I'm not sure if others are like me. Maybe they draw the line at two, or somewhere else. But a new HBO subscription service really just means that's one more service that I probably won't buy, unless I decide I want to give up what I already have. And maybe I will, because what I already have is likely to get worse. From now on, why would HBO ever license any of its shows to Netflix if it has a competing service? It is the same with CBS's forthcoming streaming service. I expect that means that anything CBS owns will disappear from the other services. As more and more actors get into the market, it means either I will have to pay more to see what I want to see or I will see less.

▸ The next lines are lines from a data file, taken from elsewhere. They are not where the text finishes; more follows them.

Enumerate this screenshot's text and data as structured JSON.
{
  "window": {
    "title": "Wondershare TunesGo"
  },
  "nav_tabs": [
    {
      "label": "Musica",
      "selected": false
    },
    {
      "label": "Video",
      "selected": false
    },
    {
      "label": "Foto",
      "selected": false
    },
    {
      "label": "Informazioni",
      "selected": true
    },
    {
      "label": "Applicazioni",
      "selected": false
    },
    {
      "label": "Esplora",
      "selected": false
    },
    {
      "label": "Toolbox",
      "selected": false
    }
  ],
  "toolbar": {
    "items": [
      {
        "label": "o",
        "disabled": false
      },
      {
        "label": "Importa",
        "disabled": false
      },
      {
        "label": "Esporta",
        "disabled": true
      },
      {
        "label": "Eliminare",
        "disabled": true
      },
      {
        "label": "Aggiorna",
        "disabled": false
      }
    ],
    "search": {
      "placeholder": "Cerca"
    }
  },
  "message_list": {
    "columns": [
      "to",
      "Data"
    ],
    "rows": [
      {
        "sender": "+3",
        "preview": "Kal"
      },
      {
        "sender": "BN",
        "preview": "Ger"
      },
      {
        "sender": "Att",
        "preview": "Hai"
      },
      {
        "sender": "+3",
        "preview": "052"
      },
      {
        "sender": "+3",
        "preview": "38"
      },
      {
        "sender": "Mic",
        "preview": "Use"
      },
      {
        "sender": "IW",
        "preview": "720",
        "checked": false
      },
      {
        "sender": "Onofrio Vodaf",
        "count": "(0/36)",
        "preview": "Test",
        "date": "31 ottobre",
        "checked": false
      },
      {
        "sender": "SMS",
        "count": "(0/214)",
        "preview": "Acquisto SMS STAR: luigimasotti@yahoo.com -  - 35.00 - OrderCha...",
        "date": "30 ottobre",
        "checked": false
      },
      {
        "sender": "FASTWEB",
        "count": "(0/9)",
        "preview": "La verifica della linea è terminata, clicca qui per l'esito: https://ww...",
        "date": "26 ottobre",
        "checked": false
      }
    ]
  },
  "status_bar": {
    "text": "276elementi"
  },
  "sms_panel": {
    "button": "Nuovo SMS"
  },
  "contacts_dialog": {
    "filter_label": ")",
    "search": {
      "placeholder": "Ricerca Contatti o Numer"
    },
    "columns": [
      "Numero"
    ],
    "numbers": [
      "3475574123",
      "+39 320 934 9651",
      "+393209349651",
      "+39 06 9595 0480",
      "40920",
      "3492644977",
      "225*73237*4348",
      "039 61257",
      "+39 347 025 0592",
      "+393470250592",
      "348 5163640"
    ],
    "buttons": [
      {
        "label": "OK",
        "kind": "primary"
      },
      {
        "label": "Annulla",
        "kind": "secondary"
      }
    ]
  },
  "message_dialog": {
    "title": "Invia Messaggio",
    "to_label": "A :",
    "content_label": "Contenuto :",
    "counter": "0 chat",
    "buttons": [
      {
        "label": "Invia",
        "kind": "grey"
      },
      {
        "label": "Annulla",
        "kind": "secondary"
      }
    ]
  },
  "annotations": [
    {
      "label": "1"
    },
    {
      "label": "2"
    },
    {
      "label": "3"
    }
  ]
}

And actually, this is part of a larger problem. Recently we were in a period where I could easily find and watch anything I could think of. It started with the rise of home video stores in the 1980s and lasted through when Netflix DVD by mail service killed all the local video stores. Now that the model is changing to streaming, the selection has gotten more limited. For the first time in my adult life, it is actually harder to watch whatever I feel like watching, because the streaming services are all based on licensing deals and limited availability. That's assuming I am limited to legal video streaming rather than illegal downloads, of course.

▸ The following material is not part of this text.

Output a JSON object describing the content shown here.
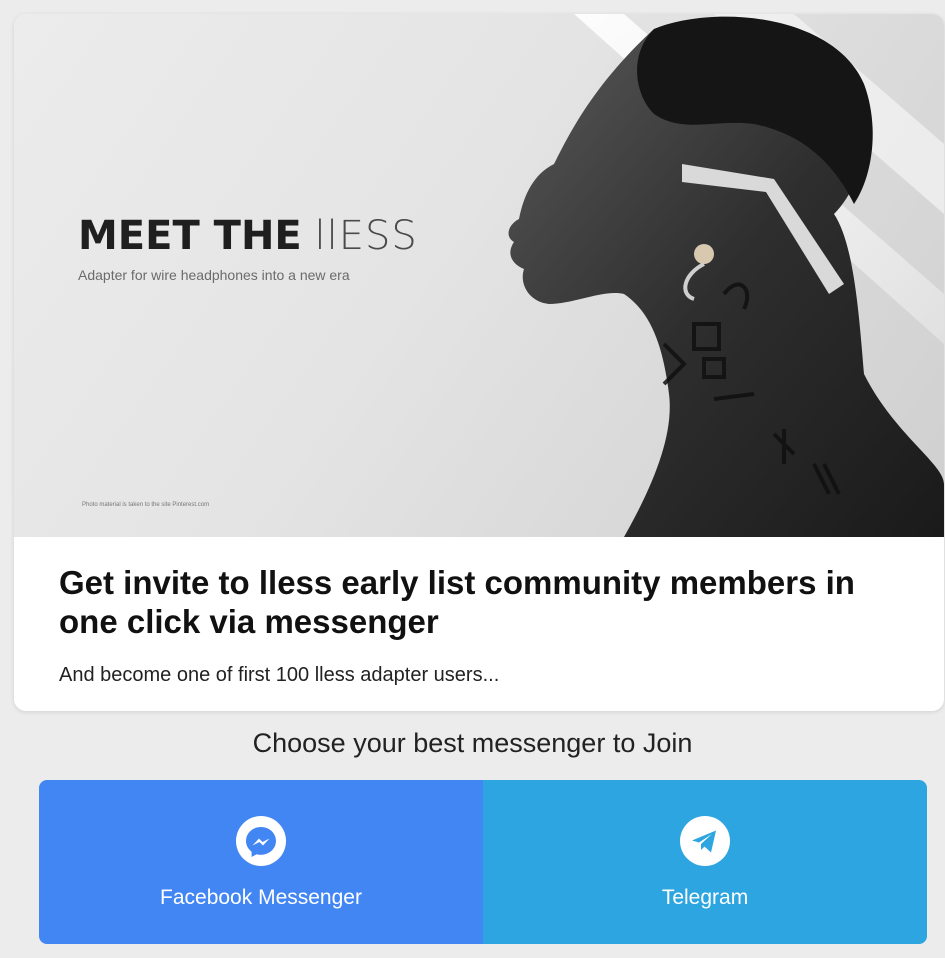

I wonder if more streaming services, with more limited options within each service will push more people into illegally downloading video content.


Closing the border to "Ebola countries" would be a disaster

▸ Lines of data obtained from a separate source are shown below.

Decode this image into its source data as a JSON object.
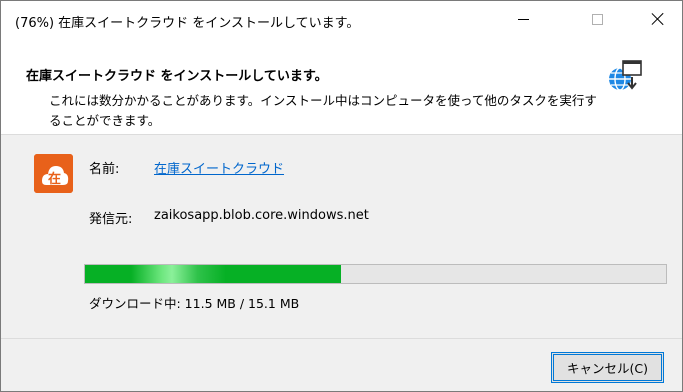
{
  "window": {
    "title": "(76%) 在庫スイートクラウド をインストールしています。"
  },
  "header": {
    "title": "在庫スイートクラウド をインストールしています。",
    "description": "これには数分かかることがあります。インストール中はコンピュータを使って他のタスクを実行することができます。",
    "icon": "globe-install-icon"
  },
  "app": {
    "icon": "zaiko-app-icon",
    "icon_glyph": "在",
    "name_label": "名前:",
    "name_value": "在庫スイートクラウド",
    "publisher_label": "発信元:",
    "publisher_value": "zaikosapp.blob.core.windows.net"
  },
  "progress": {
    "percent": 76,
    "fill_fraction": 0.44,
    "download_text": "ダウンロード中: 11.5 MB / 15.1 MB"
  },
  "footer": {
    "cancel_label": "キャンセル(C)"
  },
  "colors": {
    "progress_green": "#06b025",
    "link_blue": "#0066cc",
    "app_icon_orange": "#e8611a",
    "button_focus": "#0078d7"
  }
}
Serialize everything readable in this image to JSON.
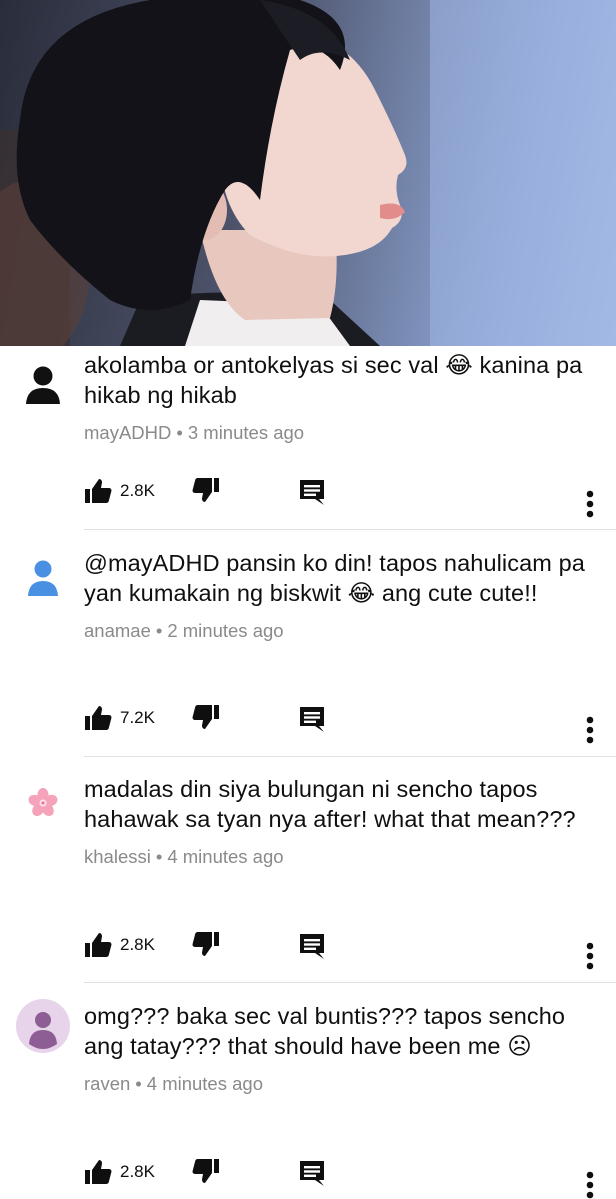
{
  "colors": {
    "text": "#0f0f0f",
    "meta": "#8a8a8a",
    "avatar_black": "#111111",
    "avatar_blue": "#4a90e2",
    "avatar_pink": "#f4a3bb",
    "avatar_purple_bg": "#e7d3ea",
    "avatar_purple_fg": "#8c5e93"
  },
  "comments": [
    {
      "avatar": "person-silhouette-black-icon",
      "text": "akolamba or antokelyas si sec val 😂 kanina pa hikab ng hikab",
      "author": "mayADHD",
      "separator": "•",
      "time": "3 minutes ago",
      "likes": "2.8K"
    },
    {
      "avatar": "person-silhouette-blue-icon",
      "text": "@mayADHD pansin ko din! tapos nahulicam pa yan kumakain ng biskwit 😂 ang cute cute!!",
      "author": "anamae",
      "separator": "•",
      "time": "2 minutes ago",
      "likes": "7.2K"
    },
    {
      "avatar": "cherry-blossom-icon",
      "text": "madalas din siya bulungan ni sencho tapos hahawak sa tyan nya after! what that mean???",
      "author": "khalessi",
      "separator": "•",
      "time": "4 minutes ago",
      "likes": "2.8K"
    },
    {
      "avatar": "person-circle-purple-icon",
      "text": "omg??? baka sec val buntis??? tapos sencho ang tatay??? that should have been me ☹",
      "author": "raven",
      "separator": "•",
      "time": "4 minutes ago",
      "likes": "2.8K"
    }
  ]
}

That's what I have been saying. I just don't see how a travel ban could be completely enforced, and whatever help it does in slowing down the illness' spread is going to be outweighed by the amount it will make things worse in countries that already have an out of control Ebola epidemic when their economies take the hit that a travel ban would bring. Pushing their economy into further collapse is the last thing we should do if we want them to contain the outbreak.


Wednesday, October 15, 2014

ah Texas

I expect we will see more stuff like this.

Something often doesn't work

I don't understand why the administration did not publicize the findings of this study (maybe that is what they are doing now with this leak to the NYT). If they know that everyone's second favorite "something" whenever there are demands that we "do something" about a conflict in the world doesn't work, they should say so. Otherwise, we just are going to keep being the chief arms supplier of the ISISes of the future.

I also would like the CIA to study how effective using American air power is in achieving some positive result--bombing the hell out of people who are far away being the first favorite "something". Maybe they already have that study, in which case they should make the conclusions public.

Sunday, October 12, 2014

Chocolution 41: Domori, Javablond Criollo 70%



Yes, I'm keeping this up in Lisbon. Luckily, the bar I carried five time zones is a good one.


I'd say "first world problems" if I didn't dislike the phrase and I knew what world the airspace over the ocean is

It is remarkable how annoyed I get when there isn't an in-flight entertainment system with individual screens on an international flight. Or wifi. Actually, especially wifi. Not that I even want the wifi--it is always overpriced and terribly slow. But I can't sleep on planes. So on any trans-oceanic flight there is this point whenever everyone else on the flight is asleep but me. I am to tired to read or do much at all, but I just can't sleep because my body just won't on a moving plane. At that point, if there's overpriced wifi, I might just pay it. Especially if I don't have a personal screen to entertain me.

That's basically where I am right now. It's 12:35 in Philly, 5:35 in Portugal. I'm alone on a dark plane crowded with sleeping people somewhere over the Atlantic Ocean, with three hours to go and not much to do. Luckily, my iPad has an app that let's me draft blog posts offline.  In other words, I'm just doing this for something to do. I don't have much of a point in writing this post. You know, like most of my posts.

If you are reading this,that means I decided to save this and then decided again to post it at some point in my near future when I have access again. You future people think you're so smart, knowing the what I'm going to decide before I decide it!